** DATASET CONTENT follows **

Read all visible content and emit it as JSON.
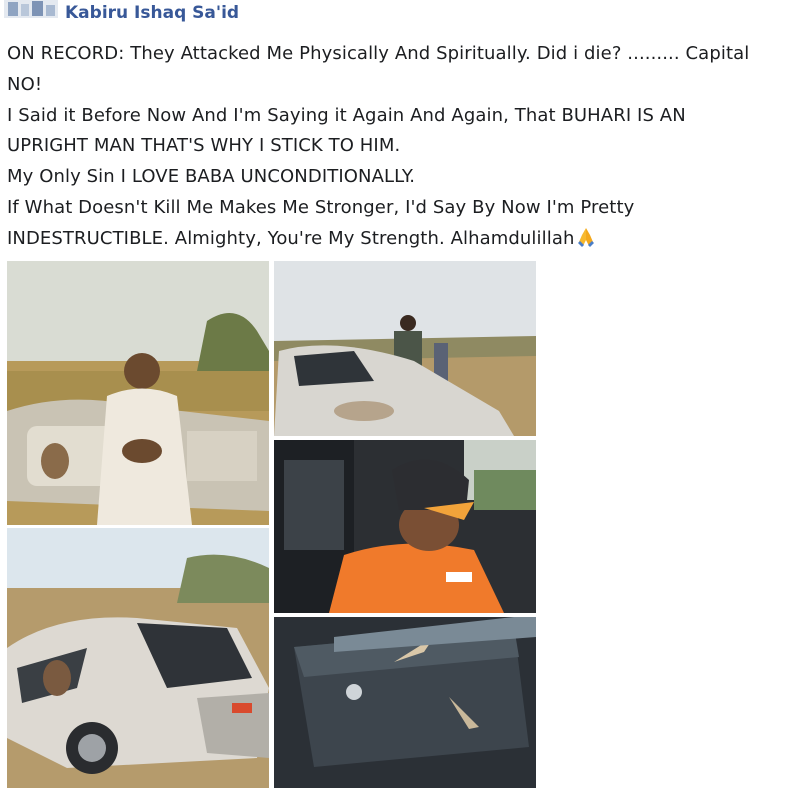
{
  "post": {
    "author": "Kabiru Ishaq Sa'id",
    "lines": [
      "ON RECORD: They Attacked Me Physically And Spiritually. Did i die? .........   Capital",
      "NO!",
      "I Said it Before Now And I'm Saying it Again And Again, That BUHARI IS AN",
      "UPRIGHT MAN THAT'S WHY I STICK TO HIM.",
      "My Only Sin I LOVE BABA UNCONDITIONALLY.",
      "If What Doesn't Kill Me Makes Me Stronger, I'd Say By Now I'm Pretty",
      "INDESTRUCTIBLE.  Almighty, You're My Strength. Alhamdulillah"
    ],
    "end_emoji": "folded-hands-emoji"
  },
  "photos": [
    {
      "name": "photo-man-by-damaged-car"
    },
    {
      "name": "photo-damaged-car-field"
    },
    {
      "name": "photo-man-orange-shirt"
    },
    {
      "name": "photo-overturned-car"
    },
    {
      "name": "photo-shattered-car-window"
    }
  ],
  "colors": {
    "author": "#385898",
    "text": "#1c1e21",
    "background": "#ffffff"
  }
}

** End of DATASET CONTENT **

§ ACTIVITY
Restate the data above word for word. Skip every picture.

§ TASK RESULT
Read all visible content and emit it as JSON.
{
  "post": {
    "author": "Kabiru Ishaq Sa'id",
    "lines": [
      "ON RECORD: They Attacked Me Physically And Spiritually. Did i die? .........   Capital",
      "NO!",
      "I Said it Before Now And I'm Saying it Again And Again, That BUHARI IS AN",
      "UPRIGHT MAN THAT'S WHY I STICK TO HIM.",
      "My Only Sin I LOVE BABA UNCONDITIONALLY.",
      "If What Doesn't Kill Me Makes Me Stronger, I'd Say By Now I'm Pretty",
      "INDESTRUCTIBLE.  Almighty, You're My Strength. Alhamdulillah"
    ],
    "end_emoji": "folded-hands-emoji"
  },
  "photos": [
    {
      "name": "photo-man-by-damaged-car"
    },
    {
      "name": "photo-damaged-car-field"
    },
    {
      "name": "photo-man-orange-shirt"
    },
    {
      "name": "photo-overturned-car"
    },
    {
      "name": "photo-shattered-car-window"
    }
  ],
  "colors": {
    "author": "#385898",
    "text": "#1c1e21",
    "background": "#ffffff"
  }
}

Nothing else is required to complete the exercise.